Things Cops Do That Are Illegal: What a Police Officer Can and Cannot Do
Last Updated on January 6, 2021
No one is above the law, including police officers. Police officers who break the law are subject to the same criminal penalties as everyone else. Courts hold police officers accountable for their wrongdoing and illegal acts.
For example, a police officer who assaults another person, commits a drug crime, or operates a vehicle under the influence (DUI) can be fined and sentenced to jail. They can also face other criminal penalties and consequences for breaking the law.
It does not matter whether the police officer committed the crime while on duty or off duty. The law applies in both situations.
In addition to committing crimes, there are some things that police officers do during the course of their job that could be illegal if they violate your civil rights. Understanding your civil rights helps you know what to do during and after interactions with police officers.
Police Brutality and Excessive Force Complaints
Police officers can use reasonable force to protect themselves and others from danger and harm. They may also use reasonable force to detain and arrest a suspect.
Unfortunately, some police officers cross the line and use unreasonable force during interactions with the public. In some cases, excessive force could result in homicide charges, manslaughter, or other criminal charges. Assault or battery charges might apply if the person is injured during an arrest.
Because “reasonable” force is broadly defined, it can be difficult to know if a police officer’s actions were lawful or not until you speak with a lawyer.
False Arrests Can Result in Evidence Being Thrown Out
Before a police officer can arrest a person, perform a search, or obtain a warrant, the officer must have probable cause. Probable cause is a reasonable belief that a crime has been committed. For a search, it is the reasonable belief that evidence of a crime is present at the location being searched.
When a police officer arrests a person or conducts a search without probable cause, the officer violates the person’s Fourth Amendment rights. False arrests may also violate a person’s right to due process guaranteed by the Fourteenth Amendment. Additionally, the Eighth Amendment protects against cruel or unusual punishment, which could be an issue depending on how the person was treated after a false or wrongful arrest.
Illegal arrests, searches, and seizures could result in evidence being thrown out of court. Evidence that is obtained through illegal means is not admissible in court. The false arrest could also result in civil claims against the officers and the police department.
There are exceptions to probable cause, but the exceptions are few and only apply in specific situations.
Other Acts of Police Wrongdoing and Misconduct

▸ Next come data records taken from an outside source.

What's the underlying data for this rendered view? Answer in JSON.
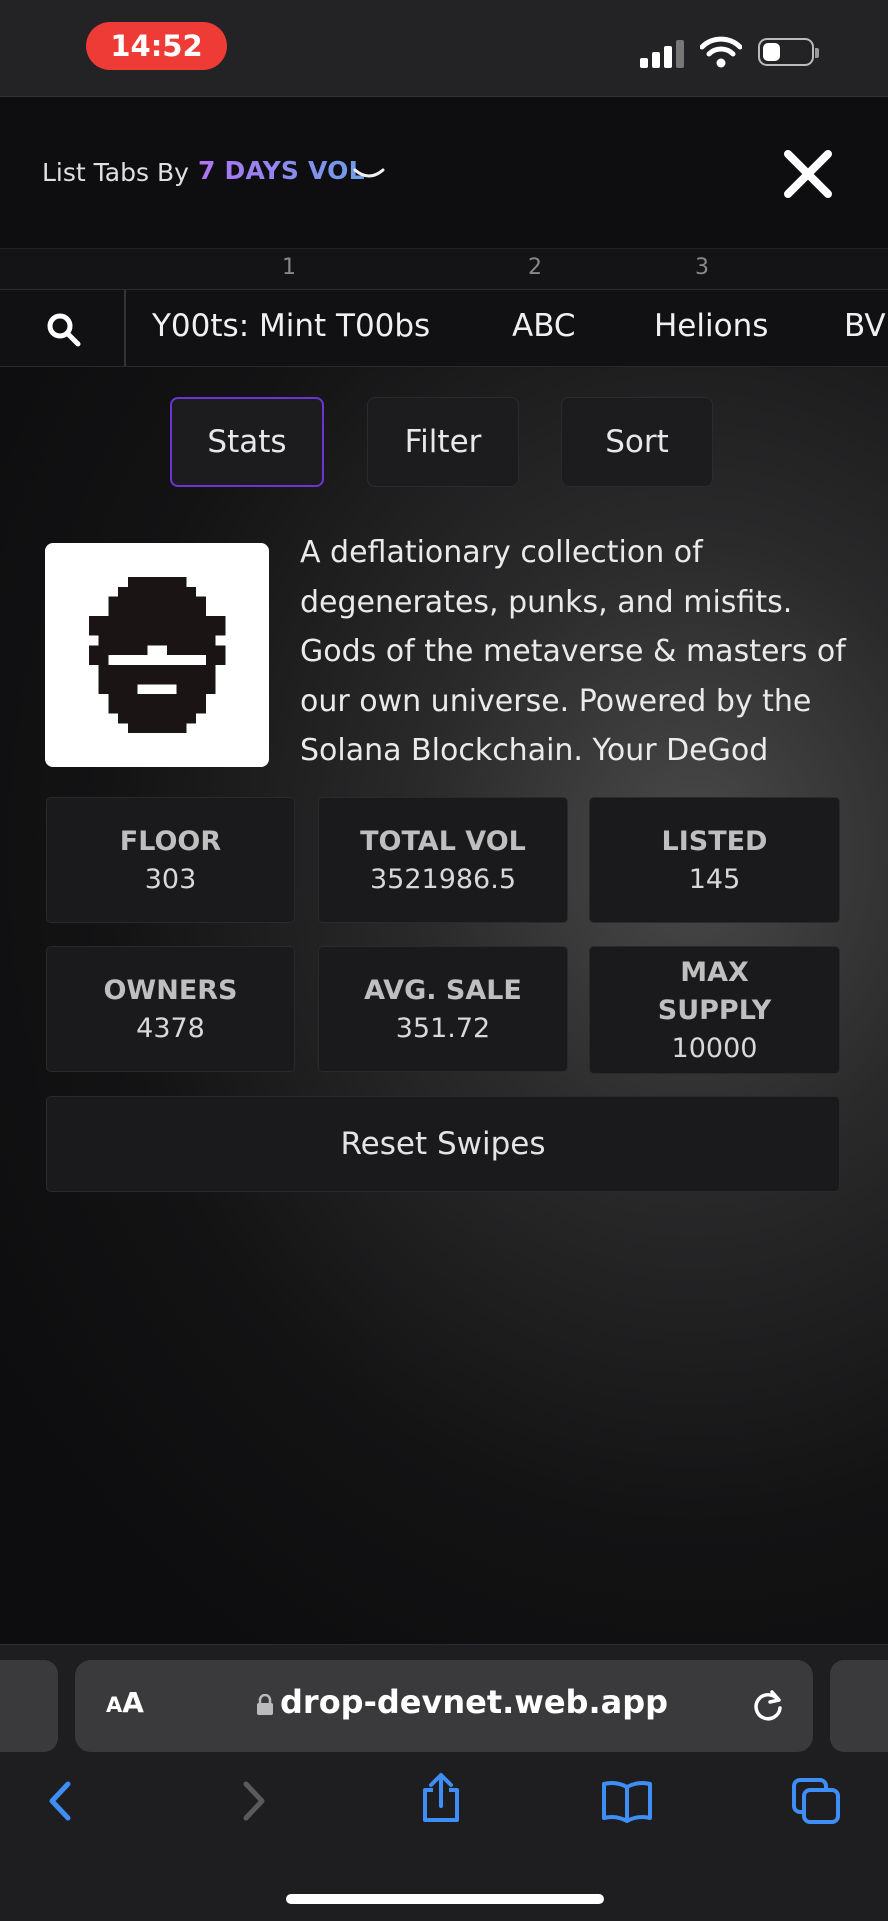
{
  "status_bar": {
    "time": "14:52"
  },
  "header": {
    "list_label": "List Tabs By",
    "sort_value": "7 DAYS VOL"
  },
  "ranks": [
    "1",
    "2",
    "3"
  ],
  "collection_tabs": [
    "Y00ts: Mint T00bs",
    "ABC",
    "Helions",
    "BV"
  ],
  "segments": {
    "stats": "Stats",
    "filter": "Filter",
    "sort": "Sort"
  },
  "collection": {
    "description": "A deflationary collection of degenerates, punks, and misfits. Gods of the metaverse & masters of our own universe. Powered by the Solana Blockchain. Your DeGod"
  },
  "stats": [
    {
      "label": "FLOOR",
      "value": "303"
    },
    {
      "label": "TOTAL VOL",
      "value": "3521986.5"
    },
    {
      "label": "LISTED",
      "value": "145"
    },
    {
      "label": "OWNERS",
      "value": "4378"
    },
    {
      "label": "AVG. SALE",
      "value": "351.72"
    },
    {
      "label": "MAX SUPPLY",
      "value": "10000"
    }
  ],
  "reset_button": "Reset Swipes",
  "browser": {
    "aa_big": "A",
    "aa_small": "A",
    "url": "drop-devnet.web.app"
  },
  "colors": {
    "accent": "#6b35d6",
    "sort_gradient_start": "#b173f6",
    "sort_gradient_end": "#6c9ee8",
    "status_pill": "#ef3b36",
    "ios_blue": "#3e8ef7"
  },
  "icons": [
    "search-icon",
    "close-icon",
    "chevron-down-icon",
    "lock-icon",
    "reload-icon",
    "back-icon",
    "forward-icon",
    "share-icon",
    "bookmarks-icon",
    "tabs-icon"
  ]
}
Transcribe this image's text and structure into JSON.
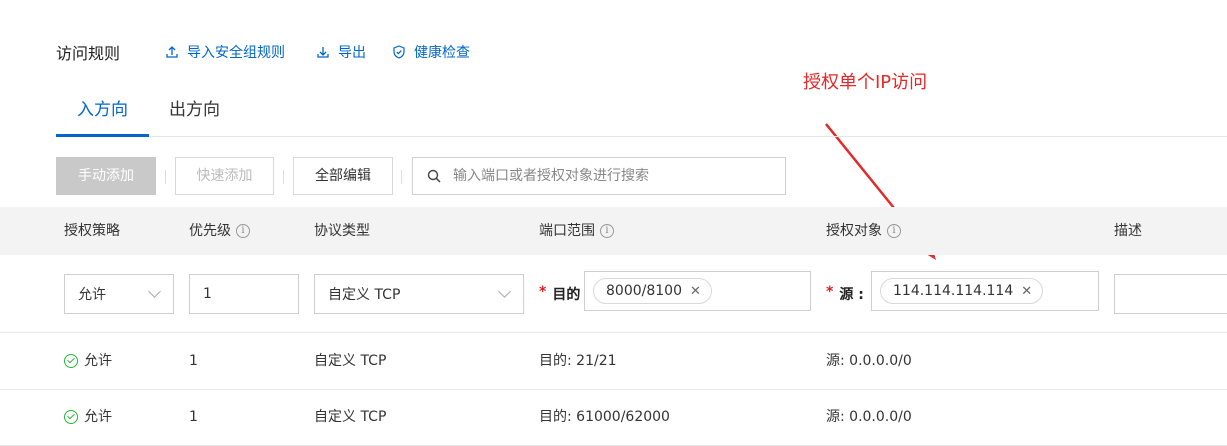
{
  "section": {
    "title": "访问规则"
  },
  "actions": [
    {
      "label": "导入安全组规则",
      "icon": "upload-icon"
    },
    {
      "label": "导出",
      "icon": "download-icon"
    },
    {
      "label": "健康检查",
      "icon": "shield-check-icon"
    }
  ],
  "tabs": {
    "inbound": "入方向",
    "outbound": "出方向",
    "active": "inbound"
  },
  "toolbar": {
    "manual_add": "手动添加",
    "quick_add": "快速添加",
    "edit_all": "全部编辑",
    "search_placeholder": "输入端口或者授权对象进行搜索"
  },
  "table": {
    "headers": [
      "授权策略",
      "优先级",
      "协议类型",
      "端口范围",
      "授权对象",
      "描述"
    ],
    "edit_row": {
      "policy": "允许",
      "priority": "1",
      "protocol": "自定义 TCP",
      "port_label": "目的",
      "port_tag": "8000/8100",
      "source_label": "源 :",
      "source_tag": "114.114.114.114",
      "description": ""
    },
    "rows": [
      {
        "policy": "允许",
        "priority": "1",
        "protocol": "自定义 TCP",
        "port": "目的: 21/21",
        "source": "源: 0.0.0.0/0"
      },
      {
        "policy": "允许",
        "priority": "1",
        "protocol": "自定义 TCP",
        "port": "目的: 61000/62000",
        "source": "源: 0.0.0.0/0"
      }
    ]
  },
  "annotation": {
    "text": "授权单个IP访问",
    "color": "#e52828"
  },
  "colors": {
    "accent": "#0066cc",
    "success": "#2db540",
    "required": "#e02020"
  }
}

Illegal arrests, wrongful searches, and police brutality are common examples of police misconduct. However, the list of things that police officers do while performing their duties that are illegal is long.
Other examples of illegal acts by police officers include:
- A police officer cannot tamper with evidence, including “planting” evidence to make a search or arrest appear legal
- Police officers cannot bribe individuals to obtain evidence or testimony
- A police officer cannot use intimidation, threats, or force to obtain a confession or information from a suspect
- Before initiating a traffic stop, the police officer must have a reasonable suspicion that a crime is being committed or has been committed
- Police officers can search a vehicle, home, or person if the evidence is in plain sight without a warrant or consent, but “plain sight” is often abused by police officers to perform illegal searches
- A police officer can lie to you, but they are not permitted to lie about whether they have a warrant or about your legal rights
When police officers violate your civil rights, you could face criminal penalties for a crime you did not commit. Even if you are guilty of committing a crime, police officers are not permitted to violate your civil rights. If they do, you may have one or more defenses against the charges.
What Should You Do When Police Officers Violate Your Civil Rights?
If you believe that a police officer violated your civil rights or is guilty of wrongdoing or misconduct, do not argue with the police officer. If you resist arrest, you could face additional criminal charges, and you could give the officer probable cause for the arrest.
Never consent to a search of your person, home, vehicle, or belongings. However, do not resist an unlawful search. Instead, state you do not consent to the search in a respectful but firm manner.
After your arrest, invoke your right to remain silent except asking for a criminal defense lawyer. You do not have to answer questions without an attorney present. Your lawyer will investigate any potential wrongdoing and prepare a defense strategy based on your civil rights and laws against police misconduct and wrongdoing.